Please report every line in the entries that contains the string "Betriebsanleitung".

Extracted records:
══════════

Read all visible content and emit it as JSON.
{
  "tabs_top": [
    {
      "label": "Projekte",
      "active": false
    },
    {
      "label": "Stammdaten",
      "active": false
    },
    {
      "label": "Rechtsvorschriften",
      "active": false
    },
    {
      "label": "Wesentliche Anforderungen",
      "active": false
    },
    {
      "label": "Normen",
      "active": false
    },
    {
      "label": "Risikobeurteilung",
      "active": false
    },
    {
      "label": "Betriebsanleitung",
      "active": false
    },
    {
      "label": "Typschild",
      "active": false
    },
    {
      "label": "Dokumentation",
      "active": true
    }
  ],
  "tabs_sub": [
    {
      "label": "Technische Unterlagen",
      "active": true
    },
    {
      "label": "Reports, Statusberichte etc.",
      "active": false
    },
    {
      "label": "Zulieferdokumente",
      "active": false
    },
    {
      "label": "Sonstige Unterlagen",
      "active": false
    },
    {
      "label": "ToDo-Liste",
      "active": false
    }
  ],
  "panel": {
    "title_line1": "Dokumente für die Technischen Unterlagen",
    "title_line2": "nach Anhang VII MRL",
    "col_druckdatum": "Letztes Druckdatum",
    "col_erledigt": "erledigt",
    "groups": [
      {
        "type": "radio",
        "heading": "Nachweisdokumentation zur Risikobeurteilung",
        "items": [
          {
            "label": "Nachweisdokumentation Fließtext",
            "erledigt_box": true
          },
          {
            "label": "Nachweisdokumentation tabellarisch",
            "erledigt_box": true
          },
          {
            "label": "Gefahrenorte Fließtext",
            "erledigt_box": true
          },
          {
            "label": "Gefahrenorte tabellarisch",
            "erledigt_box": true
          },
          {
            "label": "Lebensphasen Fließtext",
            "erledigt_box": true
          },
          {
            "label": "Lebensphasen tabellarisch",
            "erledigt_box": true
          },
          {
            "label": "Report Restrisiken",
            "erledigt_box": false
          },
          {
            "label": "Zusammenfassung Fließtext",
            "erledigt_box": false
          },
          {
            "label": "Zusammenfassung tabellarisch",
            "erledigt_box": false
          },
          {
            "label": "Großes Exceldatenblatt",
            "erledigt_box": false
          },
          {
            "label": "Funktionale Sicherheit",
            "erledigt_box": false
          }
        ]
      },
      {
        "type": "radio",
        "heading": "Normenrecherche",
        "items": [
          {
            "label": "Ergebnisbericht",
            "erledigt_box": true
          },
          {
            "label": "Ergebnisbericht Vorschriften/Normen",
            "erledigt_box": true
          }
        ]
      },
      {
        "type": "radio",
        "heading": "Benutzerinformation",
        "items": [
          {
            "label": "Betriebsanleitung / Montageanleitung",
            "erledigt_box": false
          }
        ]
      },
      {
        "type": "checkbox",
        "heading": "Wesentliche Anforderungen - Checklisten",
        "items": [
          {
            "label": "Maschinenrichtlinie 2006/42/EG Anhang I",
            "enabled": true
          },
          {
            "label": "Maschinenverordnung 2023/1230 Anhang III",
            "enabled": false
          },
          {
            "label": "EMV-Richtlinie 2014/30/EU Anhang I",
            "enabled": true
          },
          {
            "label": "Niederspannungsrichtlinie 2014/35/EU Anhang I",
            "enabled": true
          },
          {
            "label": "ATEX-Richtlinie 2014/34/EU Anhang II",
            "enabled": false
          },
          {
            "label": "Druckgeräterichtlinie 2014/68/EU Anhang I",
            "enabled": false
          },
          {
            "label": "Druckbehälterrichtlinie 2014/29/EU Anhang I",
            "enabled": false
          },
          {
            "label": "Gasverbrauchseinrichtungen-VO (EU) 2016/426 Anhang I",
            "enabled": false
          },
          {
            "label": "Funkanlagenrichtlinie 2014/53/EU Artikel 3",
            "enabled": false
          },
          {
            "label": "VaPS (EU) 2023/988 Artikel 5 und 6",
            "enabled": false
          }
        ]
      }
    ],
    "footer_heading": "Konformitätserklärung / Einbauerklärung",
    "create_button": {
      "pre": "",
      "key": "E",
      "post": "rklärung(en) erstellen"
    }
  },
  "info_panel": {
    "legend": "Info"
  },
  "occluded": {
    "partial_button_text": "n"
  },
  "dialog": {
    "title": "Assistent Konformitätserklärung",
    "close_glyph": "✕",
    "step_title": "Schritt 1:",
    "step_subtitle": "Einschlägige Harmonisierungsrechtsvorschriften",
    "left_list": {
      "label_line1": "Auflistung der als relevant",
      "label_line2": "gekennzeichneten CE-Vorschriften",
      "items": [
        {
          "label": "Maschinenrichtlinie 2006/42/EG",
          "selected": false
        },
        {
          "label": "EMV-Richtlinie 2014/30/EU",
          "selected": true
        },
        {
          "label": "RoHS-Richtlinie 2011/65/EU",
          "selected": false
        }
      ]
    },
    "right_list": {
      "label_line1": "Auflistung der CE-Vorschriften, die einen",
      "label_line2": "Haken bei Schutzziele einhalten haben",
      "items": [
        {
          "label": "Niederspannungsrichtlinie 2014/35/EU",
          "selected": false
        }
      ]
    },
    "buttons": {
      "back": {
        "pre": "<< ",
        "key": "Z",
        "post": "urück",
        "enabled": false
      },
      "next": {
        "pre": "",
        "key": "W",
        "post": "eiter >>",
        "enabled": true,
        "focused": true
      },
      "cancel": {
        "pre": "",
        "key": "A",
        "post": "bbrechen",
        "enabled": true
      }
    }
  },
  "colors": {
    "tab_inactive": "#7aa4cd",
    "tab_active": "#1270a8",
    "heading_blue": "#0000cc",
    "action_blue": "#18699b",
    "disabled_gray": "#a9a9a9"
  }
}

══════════

TASK SOLUTION:
      "label": "Betriebsanleitung",
            "label": "Betriebsanleitung / Montageanleitung",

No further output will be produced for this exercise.